History and literature are brilliantly entangled. – Trouw
The totally unexpected becomes the hook in this brilliant character-driven novel. But don’t think for a minute that no action occurs. We all know that they have found Richard III’s remains, in the most unlikely venue. Here we see the now, the then, and history blends itself accurately with the present. If you like quality action, historical and character-driven novels based on new findings. This is the book to read. Els Lauspach has done an excellent job. The pace is fast. A novel written in the present tense, to the point that the past, Thomas Moores’ past, comes alive. It’s a definite must-read for those who like this fascinating genre. Alana Richmond
About the Author

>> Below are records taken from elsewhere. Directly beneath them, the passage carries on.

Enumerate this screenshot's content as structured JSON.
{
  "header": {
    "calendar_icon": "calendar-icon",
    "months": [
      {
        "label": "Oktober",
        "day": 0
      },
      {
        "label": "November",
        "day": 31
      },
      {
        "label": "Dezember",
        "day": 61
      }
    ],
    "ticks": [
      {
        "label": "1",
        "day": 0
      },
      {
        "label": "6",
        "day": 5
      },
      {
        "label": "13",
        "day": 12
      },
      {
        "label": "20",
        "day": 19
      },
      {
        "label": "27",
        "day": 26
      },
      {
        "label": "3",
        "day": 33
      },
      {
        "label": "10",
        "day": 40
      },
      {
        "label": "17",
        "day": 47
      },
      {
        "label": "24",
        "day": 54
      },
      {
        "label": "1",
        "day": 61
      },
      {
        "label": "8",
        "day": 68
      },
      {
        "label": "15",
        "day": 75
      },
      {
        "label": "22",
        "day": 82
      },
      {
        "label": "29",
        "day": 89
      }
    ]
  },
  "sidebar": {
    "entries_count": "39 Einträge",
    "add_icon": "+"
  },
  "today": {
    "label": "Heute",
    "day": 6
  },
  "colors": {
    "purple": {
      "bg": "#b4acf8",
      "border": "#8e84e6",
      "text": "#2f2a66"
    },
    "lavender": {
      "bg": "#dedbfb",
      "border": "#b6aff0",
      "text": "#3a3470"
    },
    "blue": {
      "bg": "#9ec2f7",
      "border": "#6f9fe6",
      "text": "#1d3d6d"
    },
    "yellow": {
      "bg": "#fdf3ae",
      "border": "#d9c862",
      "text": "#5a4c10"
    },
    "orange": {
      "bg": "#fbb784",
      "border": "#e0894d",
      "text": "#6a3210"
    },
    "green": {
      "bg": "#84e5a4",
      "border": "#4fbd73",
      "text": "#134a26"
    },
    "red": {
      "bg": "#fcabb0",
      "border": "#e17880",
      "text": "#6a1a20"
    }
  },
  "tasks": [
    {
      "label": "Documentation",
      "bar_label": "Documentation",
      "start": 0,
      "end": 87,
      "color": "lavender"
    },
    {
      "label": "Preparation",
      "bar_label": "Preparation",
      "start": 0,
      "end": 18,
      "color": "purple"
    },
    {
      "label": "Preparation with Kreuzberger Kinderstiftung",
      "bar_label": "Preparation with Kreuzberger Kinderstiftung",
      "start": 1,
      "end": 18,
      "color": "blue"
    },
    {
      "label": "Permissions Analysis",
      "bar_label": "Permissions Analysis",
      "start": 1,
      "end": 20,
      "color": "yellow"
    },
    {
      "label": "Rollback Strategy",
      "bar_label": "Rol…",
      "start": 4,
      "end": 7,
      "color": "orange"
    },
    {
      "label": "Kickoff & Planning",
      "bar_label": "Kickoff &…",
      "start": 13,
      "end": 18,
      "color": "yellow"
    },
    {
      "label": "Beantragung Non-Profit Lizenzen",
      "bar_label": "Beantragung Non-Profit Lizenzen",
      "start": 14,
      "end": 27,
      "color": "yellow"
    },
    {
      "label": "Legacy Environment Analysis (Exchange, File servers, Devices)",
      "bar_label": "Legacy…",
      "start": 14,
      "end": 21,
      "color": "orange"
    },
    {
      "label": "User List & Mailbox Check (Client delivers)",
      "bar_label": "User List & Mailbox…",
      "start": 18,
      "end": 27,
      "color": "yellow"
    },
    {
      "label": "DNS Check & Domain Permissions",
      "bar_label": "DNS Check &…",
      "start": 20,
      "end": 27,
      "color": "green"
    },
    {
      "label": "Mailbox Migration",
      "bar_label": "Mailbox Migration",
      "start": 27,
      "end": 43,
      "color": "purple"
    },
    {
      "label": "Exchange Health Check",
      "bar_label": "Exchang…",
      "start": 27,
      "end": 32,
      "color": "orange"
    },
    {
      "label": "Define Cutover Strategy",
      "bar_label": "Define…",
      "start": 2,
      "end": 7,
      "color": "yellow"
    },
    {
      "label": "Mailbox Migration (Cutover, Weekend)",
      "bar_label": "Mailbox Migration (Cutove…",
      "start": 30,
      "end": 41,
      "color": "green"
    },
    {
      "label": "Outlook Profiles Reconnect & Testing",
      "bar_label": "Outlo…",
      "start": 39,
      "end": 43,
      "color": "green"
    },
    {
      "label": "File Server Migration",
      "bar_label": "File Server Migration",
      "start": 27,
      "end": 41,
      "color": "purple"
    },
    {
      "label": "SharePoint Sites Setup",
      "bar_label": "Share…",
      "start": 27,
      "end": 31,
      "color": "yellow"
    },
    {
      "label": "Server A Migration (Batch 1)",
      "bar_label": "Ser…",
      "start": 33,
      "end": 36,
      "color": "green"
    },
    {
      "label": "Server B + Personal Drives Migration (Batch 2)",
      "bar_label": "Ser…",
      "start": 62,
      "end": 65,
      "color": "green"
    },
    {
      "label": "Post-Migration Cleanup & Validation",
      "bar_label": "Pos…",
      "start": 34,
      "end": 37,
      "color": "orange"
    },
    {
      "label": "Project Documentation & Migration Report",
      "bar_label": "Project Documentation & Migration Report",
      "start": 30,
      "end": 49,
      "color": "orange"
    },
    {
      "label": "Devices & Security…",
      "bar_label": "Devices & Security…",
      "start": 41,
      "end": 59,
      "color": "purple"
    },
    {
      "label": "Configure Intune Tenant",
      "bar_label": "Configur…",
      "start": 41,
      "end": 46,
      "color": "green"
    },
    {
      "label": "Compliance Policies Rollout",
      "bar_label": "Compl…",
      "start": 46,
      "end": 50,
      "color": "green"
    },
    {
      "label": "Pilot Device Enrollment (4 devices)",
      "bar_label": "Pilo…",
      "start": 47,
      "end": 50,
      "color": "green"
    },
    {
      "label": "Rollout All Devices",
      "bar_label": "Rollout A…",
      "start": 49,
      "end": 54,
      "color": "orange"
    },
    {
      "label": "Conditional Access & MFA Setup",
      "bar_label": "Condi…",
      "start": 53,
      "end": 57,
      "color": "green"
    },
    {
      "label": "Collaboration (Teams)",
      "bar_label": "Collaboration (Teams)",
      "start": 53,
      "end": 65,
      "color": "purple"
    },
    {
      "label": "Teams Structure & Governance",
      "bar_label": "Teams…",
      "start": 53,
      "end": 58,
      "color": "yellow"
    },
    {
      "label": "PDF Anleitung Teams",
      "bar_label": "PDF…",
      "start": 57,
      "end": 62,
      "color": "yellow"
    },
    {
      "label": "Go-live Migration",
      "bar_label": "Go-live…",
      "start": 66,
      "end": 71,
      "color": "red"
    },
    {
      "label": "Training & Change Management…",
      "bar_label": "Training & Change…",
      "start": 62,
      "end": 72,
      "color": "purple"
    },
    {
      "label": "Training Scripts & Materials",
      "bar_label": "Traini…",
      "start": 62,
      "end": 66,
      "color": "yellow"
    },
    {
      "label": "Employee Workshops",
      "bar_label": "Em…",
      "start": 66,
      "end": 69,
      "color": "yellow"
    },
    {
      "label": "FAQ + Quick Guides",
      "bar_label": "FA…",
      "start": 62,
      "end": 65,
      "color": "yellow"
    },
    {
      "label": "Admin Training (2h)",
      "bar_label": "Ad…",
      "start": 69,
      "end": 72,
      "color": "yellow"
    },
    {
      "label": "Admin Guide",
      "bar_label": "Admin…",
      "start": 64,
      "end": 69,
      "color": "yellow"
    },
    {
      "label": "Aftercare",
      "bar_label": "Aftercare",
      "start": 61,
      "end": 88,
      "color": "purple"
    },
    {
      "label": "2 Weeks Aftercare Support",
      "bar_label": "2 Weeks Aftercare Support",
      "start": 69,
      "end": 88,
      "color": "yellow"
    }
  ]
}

Els Launspach (MA 1981) is a novelist and essayist. She worked for various theatre groups in the Netherlands, among them the Mickery Theatre of Ritsaert ten Cate. She has published widely on theatre, art, mimetic theory and screenwriting. Launspach is regarded as a specialist in Greek tragedy and Shakespeare, lecturing all over the country and teaching at the Amsterdam Hogeschool voor de Kunsten. During the years she wrote seven novels for young people and three for adults. She lives in Haarlem. See also: www.elslaunspach.nl